During the press con, Jun Ji-hyun was asked how she prepared for the role, and she responded that it wasn’t so much the physical aspect that challenged but the internalization of a uniquely Korean concept. “I tried to focus mostly on how to interpret the personal anguish and hurt, which we in Korea refer to as han and how to interpret that emotion into wanting to exact vengeance on the whole land of Joseon,” she says.
Han in simple terms is sadness, but is quite possibly impossible to define outside the Korean experience. It’s a sort of collective feeling of sorrow or grief that has been defined as running in the blood of all Koreans. It is a palpable, romanticized melancholy, a uniquely Korean cultural concept, that accurately encapsulates not only the character of Ashin but her origin story.
Most of the film revolves around Ashin’s growth into an angry, bow-wielding spirit of vengeance. Taken advantage of, raped, betrayed, lied to … Kim threw in every conceivable trope to concoct the perfect stew of han, a recipe for revenge. But the experience is less Death Wish and more true crime documentary as there’s surprisingly little to no catharsis when Ashin puts her plan into motion.
In fact, the whole film is suffused with han, an inescapable feeling of despair, a separation from family and loved ones such that the single most powerful scene in the film is han—and Ashin—in a nutshell. This was Kim’s favorite scene, an extremely poignant and sorrowful scene toward the end of the episode with zombies.
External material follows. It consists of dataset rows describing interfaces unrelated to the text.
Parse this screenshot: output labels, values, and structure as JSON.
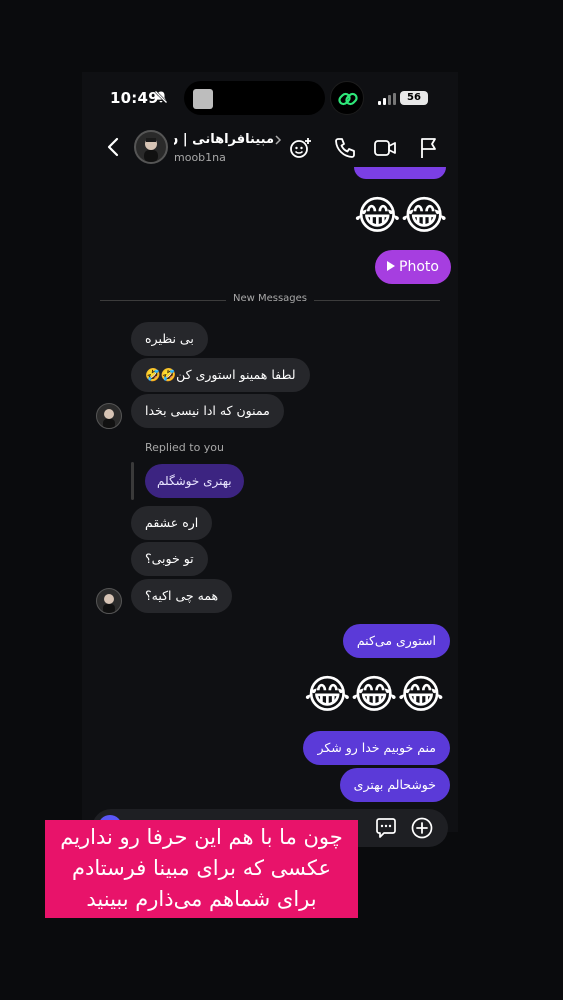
{
  "status_bar": {
    "time": "10:49",
    "battery": "56"
  },
  "header": {
    "name": "مبینافراهانی | ن...",
    "username": "moob1na"
  },
  "chat": {
    "photo_label": "Photo",
    "new_messages_label": "New Messages",
    "messages_in": [
      "بی نظیره",
      "لطفا همینو استوری کن🤣🤣",
      "ممنون که ادا نیسی بخدا",
      "اره عشقم",
      "تو خوبی؟",
      "همه چی اکیه؟"
    ],
    "replied_label": "Replied to you",
    "reply_text": "بهتری خوشگلم",
    "messages_out": [
      "استوری می‌کنم",
      "منم خوبیم خدا رو شکر",
      "خوشحالم بهتری"
    ],
    "emoji_top": "😂😂",
    "emoji_mid": "😂😂😂"
  },
  "caption": {
    "line1": "چون ما با هم این حرفا رو نداریم",
    "line2": "عکسی که برای مبینا فرستادم",
    "line3": "برای شماهم می‌ذارم ببینید"
  },
  "colors": {
    "accent_purple": "#5b3ad8",
    "photo_bubble": "#a63ee0",
    "caption_bg": "#e8136a"
  }
}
She says, “It was very tough to write that particular scene and also a scene that I really wanted to see come to life.”
That scene is director Kim Seong-hun’s favorite, as well. “It's tough to talk in detail about the scenes [to avoid spoilers],” he says, “but I believe that it is a scene that the entire 90 minutes is really running toward. I would say it's a truly sad, tragic but immensely charming scene.”
Charming is relative. Despite the lovely Jun Ji-hyun in the role, Ashin is every bit as monstrous as the zombies, if not more. Deadened by her experiences, she is as cold as the landscape and problematic to cheer for. Her knowledge and discoveries of the resurrection plant make her dangerous, but combined with her scorched earth approach, she’s terrifying.
Kingdom: Ashin of the North isn’t as enjoyable an experience as the series. It’s slower-paced with fewer zombies and lacks a true protagonist to root for. However, it carries much of the same spirit. As Kim Seong-hun explains, “When you compare it to similar works in the genre, the Kingdom story incorporates human history, the hunger, the greed for power, as well as the concept of han or anguish or sadness.”
Han. The beauty of sorrow. At the very least, Kingdom: Ashin of the North succeeds in drawing viewers into the deep despair of its doomed world. And there’s a certain beauty in that.
Kingdom: Ashin of the North is now streaming on Netflix.